Then this is finished off with an idiom of the day where it says, “you would gouge the eyes out” of the people. This expression corresponds to our modern “pull the wool over the eyes.” That is, they are accusing Moses of deceiving the people about the prospect of a better life and homeland in Canaan.
In Christianity, it is often said that the one “unforgivable sin” is to blaspheme the Holy Spirit and there has been heated debate for centuries over just what “blaspheming the Holy Spirit” means. I’m not sure I can tell you; however, I do believe we’ve just been given a pattern, if not an obvious example, of what that unforgivable sin looks like in action.
The Lord has ALREADY redeemed Israel. The deed is done, and Israel no longer is in the hand of the enemy, Egypt, but is now safely in God’s hands and being led by His appointed Mediator Moses.
These defiant leaders in Israel say that they wish to give back their redemption and turn back into the hands of the enemy. I think you see where I’m going with this.

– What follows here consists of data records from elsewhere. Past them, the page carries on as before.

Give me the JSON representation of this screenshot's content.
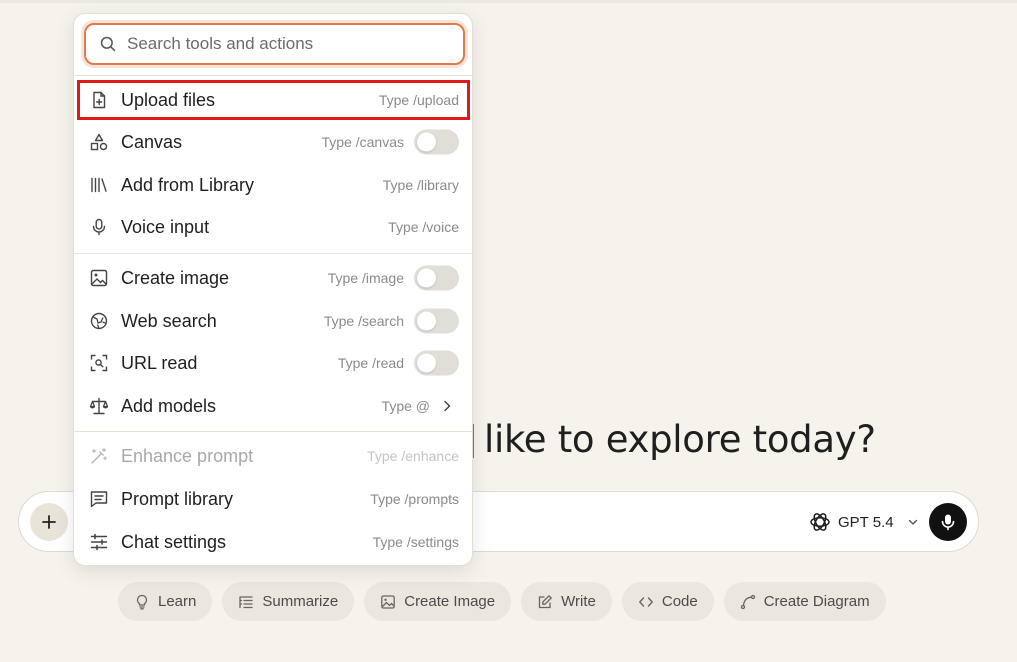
{
  "colors": {
    "background": "#f6f3ec",
    "accent_orange": "#e07a4e",
    "highlight_red": "#e0191d",
    "mic_button": "#111111"
  },
  "headline": {
    "text": "like to explore today?"
  },
  "composer": {
    "plus_icon": "plus-icon",
    "model_label": "GPT 5.4",
    "model_icon": "openai-logo-icon",
    "mic_icon": "microphone-icon"
  },
  "chips": [
    {
      "label": "Learn",
      "icon": "lightbulb-icon"
    },
    {
      "label": "Summarize",
      "icon": "list-indent-icon"
    },
    {
      "label": "Create Image",
      "icon": "image-icon"
    },
    {
      "label": "Write",
      "icon": "pencil-square-icon"
    },
    {
      "label": "Code",
      "icon": "code-brackets-icon"
    },
    {
      "label": "Create Diagram",
      "icon": "curve-icon"
    }
  ],
  "menu": {
    "search": {
      "placeholder": "Search tools and actions",
      "value": ""
    },
    "items": [
      {
        "label": "Upload files",
        "hint": "Type /upload",
        "icon": "file-plus-icon",
        "highlighted": true
      },
      {
        "label": "Canvas",
        "hint": "Type /canvas",
        "icon": "shapes-icon",
        "toggle": false
      },
      {
        "label": "Add from Library",
        "hint": "Type /library",
        "icon": "library-icon"
      },
      {
        "label": "Voice input",
        "hint": "Type /voice",
        "icon": "microphone-icon"
      },
      {
        "label": "Create image",
        "hint": "Type /image",
        "icon": "image-icon",
        "toggle": false
      },
      {
        "label": "Web search",
        "hint": "Type /search",
        "icon": "globe-icon",
        "toggle": false
      },
      {
        "label": "URL read",
        "hint": "Type /read",
        "icon": "scan-link-icon",
        "toggle": false
      },
      {
        "label": "Add models",
        "hint": "Type @",
        "icon": "scale-icon",
        "submenu": true
      },
      {
        "label": "Enhance prompt",
        "hint": "Type /enhance",
        "icon": "magic-wand-icon",
        "disabled": true
      },
      {
        "label": "Prompt library",
        "hint": "Type /prompts",
        "icon": "message-lines-icon"
      },
      {
        "label": "Chat settings",
        "hint": "Type /settings",
        "icon": "sliders-icon"
      }
    ]
  }
}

As Believers when we accept our redemption, several NT passages make it abundantly clear that we can, with our will, give that redemption back. Not accidentally. Not by committing some hidden sin.
But by deciding in our minds that we desire what the enemy can, and has in the past, provided us with (MORE than what our Savior and God has provided us with). While this may not be the total of all that blaspheming the Holy Spirit is, it is at least a good example.
Look; Satan is always tempting us and then accusing us when we fall to his temptations. But his goal isn’t to just be a thorn in our sides; the tempting is not merely to have us failing and then reconciling with God, over and over again, driving us crazy.
His real goal is to get us back. His end game is to get us to make the decision to give up our allegiance to God and go back to subservience to the enemy who had us until we made that decision to accept our redemption.
And that is because in the same way that by our will we first came to Jesus, by that same will we must surrender our redemption.
That ought to make us shudder when we think about what it is we do when, even in the secret places of our hearts (which God knows), at times long to go back to the ways of the World and its pleasures and comforts we were accustomed. Or almost as bad, to mix the ways of the World that we have so enjoyed with the ways of the Kingdom of God.
Korah rejected his redemption. Korah rejected the Priesthood of God, which was the only means of atonement. Therefore Korah also rejected God’s method of atonement for his sins. Datan and Aviram also rejected their redemption. Several dozen others rejected it right along with them. We’re about to find out just what rejection of our redemption buys us.
But, before we come to the end of this blog post, allow me to point out one thing: notice that Datan and Aviram were of the tribe of Reuben. Reuben was the natural firstborn of Israel, and by all rights should have been the natural leader and authority over Israel.
But, a couple of hundred years earlier, Jacob rejected Reuben and bypassed him and gave the firstborn rights to Judah and Joseph, for Reuben had slept with Jacob’s concubine. These descendants of Reuben, after all, this time, still had not accepted God’s will, given through Jacob, that THEY would not lead Israel.
Over two centuries of bitterness was boiling over. The problem for Korah, Datan, and Aviram is that God took this personally and nothing good ever happens when that’s the case.